This is one of a series of image books taken, I think, from the family business archives of a traditional Japanese textile firm. The printed book shows its images in several versions each, recolored or slightly altered; historical reproductions to current mainstream fashion to current youth fashion. Changes are often explained in terms of the digital processing used to make them -- the book has an appendix on how to alter the images yourself, either at a copy-shop or in software. The charm of the whole thing is that it is a long-lived tradition and not dead yet; of course a modern textile artist would consider modern tools. The author is an expert and artist in traditional colors and methods, so one can see how good the new tools have to be to surpass the old ones in anything but ease.
A few images are available free through the Shikosha Design Library, with a reasonable some-commercial-use license; and I think you can buy much higher quality digital images for professional use. (The rights discussion in the book seems even more open than the rights at the download site I've linked to, which may be publisher-specific.)
Find in a Library: Stencil Patterns
'A Whirligig Tour of the Beautiful Basics of Science'
This seemed like a useful (maintain background generalist knowledge) but un-stressful (at a nonscientists' level) evening's book; it probably was useful, and it was eventually enjoyable, but very odd to read. Angier makes a point of not writing in the dry, cagey, impersonal pitch of Real Science. I follow that far easily. But the whirligig, bubbly style she does use kept me off my balance; I had to cautiously interpret each non-literal statement to see if it was meaningful for the science, inaccurate with respect to the science; most of it was neutral decoration on the content, playing with the sound of sound words. I don't think she ever misleads a reader, not one who doesn't believe in the Doctrine of Signatures anyway. People who can handle the dry style are well-enough served by pop science publishing as it is. So this ought to be a useful and enjoyable book for some people now ill-served.
A sample sentence: "Like bones, structural proteins give the cell its shape and integrity, and like bone tissue they are not at all inert, are in fact so feisty and eager to flaunt their powers that one might think they belonged to the metaphoric skeletons that one tries to keep in one's closet."
The cover art on the paperback has the effect on me that I think the prose has on its intended audience; I don't need to interpret every step, I just like looking at it. The artist, Marian Bantjes, has a lovely website, including startling amounts of what I can't help but see as Pee-Chee doodles, immanent with talent; and other techniques, more or less formal. I particularly liked Sugar.
Find in a Library: The Canon, ISBN-13 978-0-547-05346-2
I was looking for examples of scientific visualization, which is a completely different thing. Information visualization is mind-maps, or nested folders (and how is that tree displayed?), or the 'volcano' desktop, or a fisheye, or a lot of other thing discussed here.
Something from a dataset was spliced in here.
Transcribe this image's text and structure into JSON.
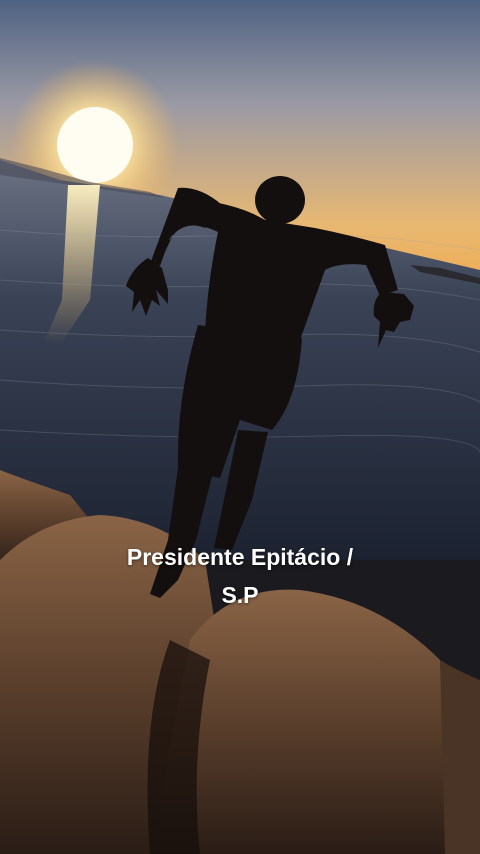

Of course, all of those are 'really' algorithmic; weighted graphs or probability distributions... There are more equations and matrices here than visualizations.
The chapters on ambiguity and the meaning of metaphor were interesting as abstractions of what I had been thinking of as the human tendency to error. This is an overlap between CSci and CogSci, so citingmakes sense.
Find in a Library: Visualization for Information Retrieval